The petition, the WSA resolution, and the corresponding data and testimonials were presented to the Board of Trustees when they visited campus for their November meeting.
The WSA resolution from November stated that a new, full-time APRN would be hired for the Spring 2017 semester. Students received a public announcement of this hiring on January 30, where Dean Whaley sent an email announcing all new hires in Student Affairs. Katie Scheinberg was hired as a full-time APRN, and Seirra Fowler was hired as Director of WesWell.
This most recent update from Dean Whaley, announces that another full time psychotherapist will be added to CAPS staff starting in the Fall 2017 semester. They will join the rest of CAPS staff which includes 3 full time 10 month psychotherapists, 1 full time year round therapist, 1 part time 9 month therapist, 1 full time year round postdoc, 1 full time APRN, and the full time CAPS director.
This falls short of the student calls for 2 more (not one) full time psychotherapists and an upgrade of the part-time position to full time. We haven’t received word as to whether the CAPS operating budget will be increased apart from the payroll increases that the new hire would necessitate.

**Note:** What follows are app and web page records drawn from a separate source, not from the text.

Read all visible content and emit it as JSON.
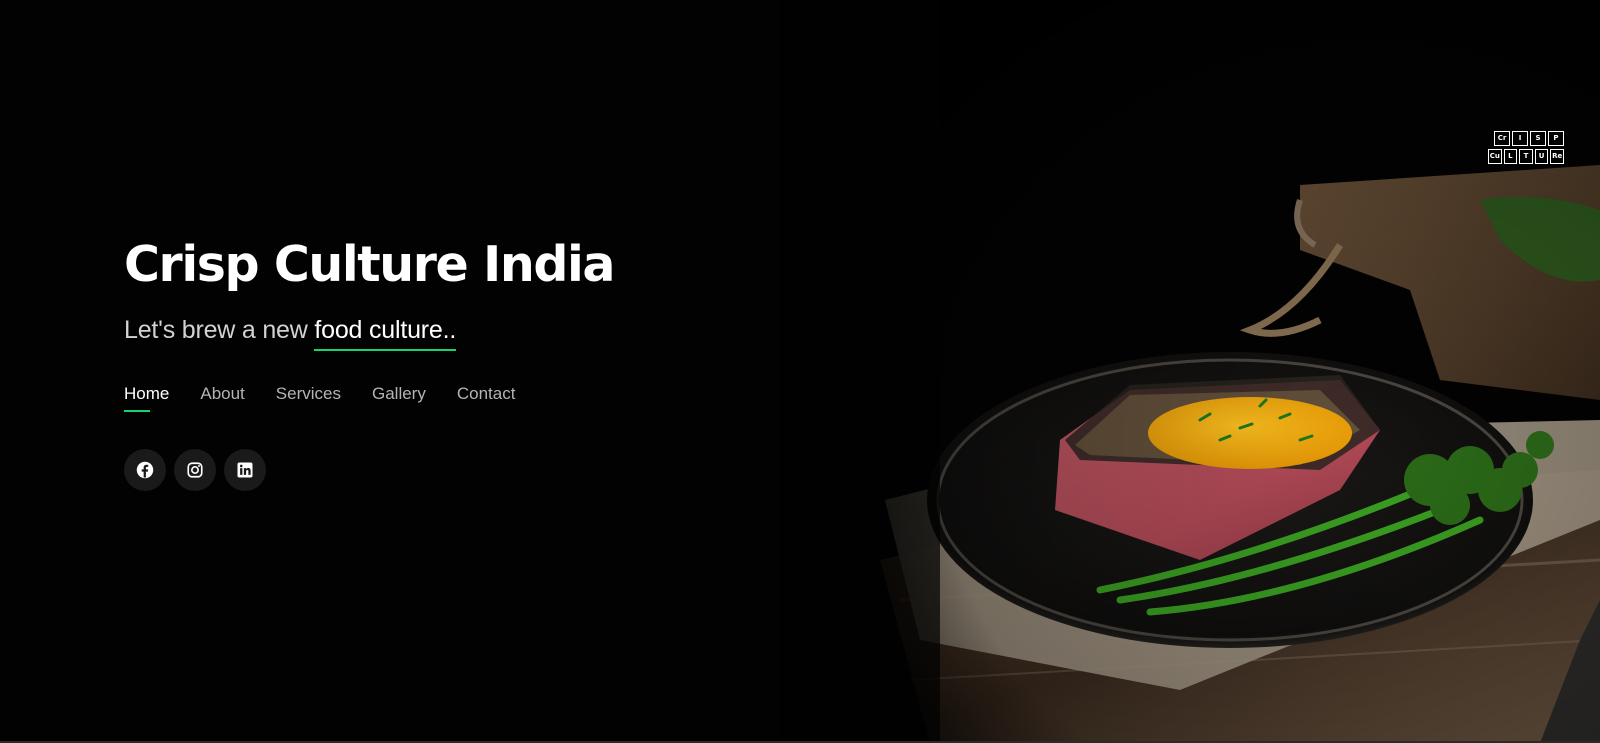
{
  "hero": {
    "title": "Crisp Culture India",
    "tagline_prefix": "Let's brew a new ",
    "tagline_typed": "food culture..",
    "accent_color": "#18d26e"
  },
  "logo": {
    "row1": [
      "Cr",
      "I",
      "S",
      "P"
    ],
    "row2": [
      "Cu",
      "L",
      "T",
      "U",
      "Re"
    ]
  },
  "nav": {
    "items": [
      {
        "label": "Home",
        "active": true
      },
      {
        "label": "About",
        "active": false
      },
      {
        "label": "Services",
        "active": false
      },
      {
        "label": "Gallery",
        "active": false
      },
      {
        "label": "Contact",
        "active": false
      }
    ]
  },
  "social": {
    "icons": [
      "facebook-icon",
      "instagram-icon",
      "linkedin-icon"
    ]
  },
  "background": {
    "description_icon": "food-photo-steak-with-broccolini"
  }
}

As stated at the beginning of this post, the email did not address the legion of student activism that no doubt directly resulted in these changes. This is really not cool, precisely because it—well, this is obvious, right? I’m just going to end this post by reminding y’all that a vast majority of progressive initiatives that end up receiving institutional support at Wesleyan began with student campaigns and activism. CAPS expansion, the creation of a Gender Resource Center, Sanctuary Campus measures, and gender neutral bathrooms are just a small fraction of the library of examples of this truth.
Here is the full text of Dean Whaley’s email:
President Roth and I are pleased to announce additional staffing increases at Counseling and Psychological Services (CAPS). These enhancements will improve response times and expand services for students.
We’ve already announced that a full-time psychiatric advanced practice registered nurse (APRN) joined the staff earlier this month. This new position replaces the previous part-time APRN, and will greatly enhance support for students using psychoactive medication.
A new full-time psychotherapist has also been approved for the start of fall semester. While the office will still adhere to a brief therapy model, the clinicians will be better able to tailor clinical care to individual student needs, including comprehensive wrap-around care and case management to high-risk students with complicated psychiatric issues.
In addition to reduced wait times for initial appointments, as well as more regular ongoing appointments, we expect the increase in staffing will improve comprehensive services for sexual violence prevention and treatment and allow the team to continue building stronger relationships with marginalized students and student groups through outreach activities.
Finally, CAPS also successfully enhanced its after-hours emergency response capability this year through a partnership with ProtoCall Services, which allows students in distress to speak directly with a licensed clinician 24/7.
CAPS offers critical support for students, and I’m pleased that we’ll continue to expand resources in this area in the coming year. Please contact Dr. D’Andrea in CAPS with questions or suggestions.
Dean Mike Whaley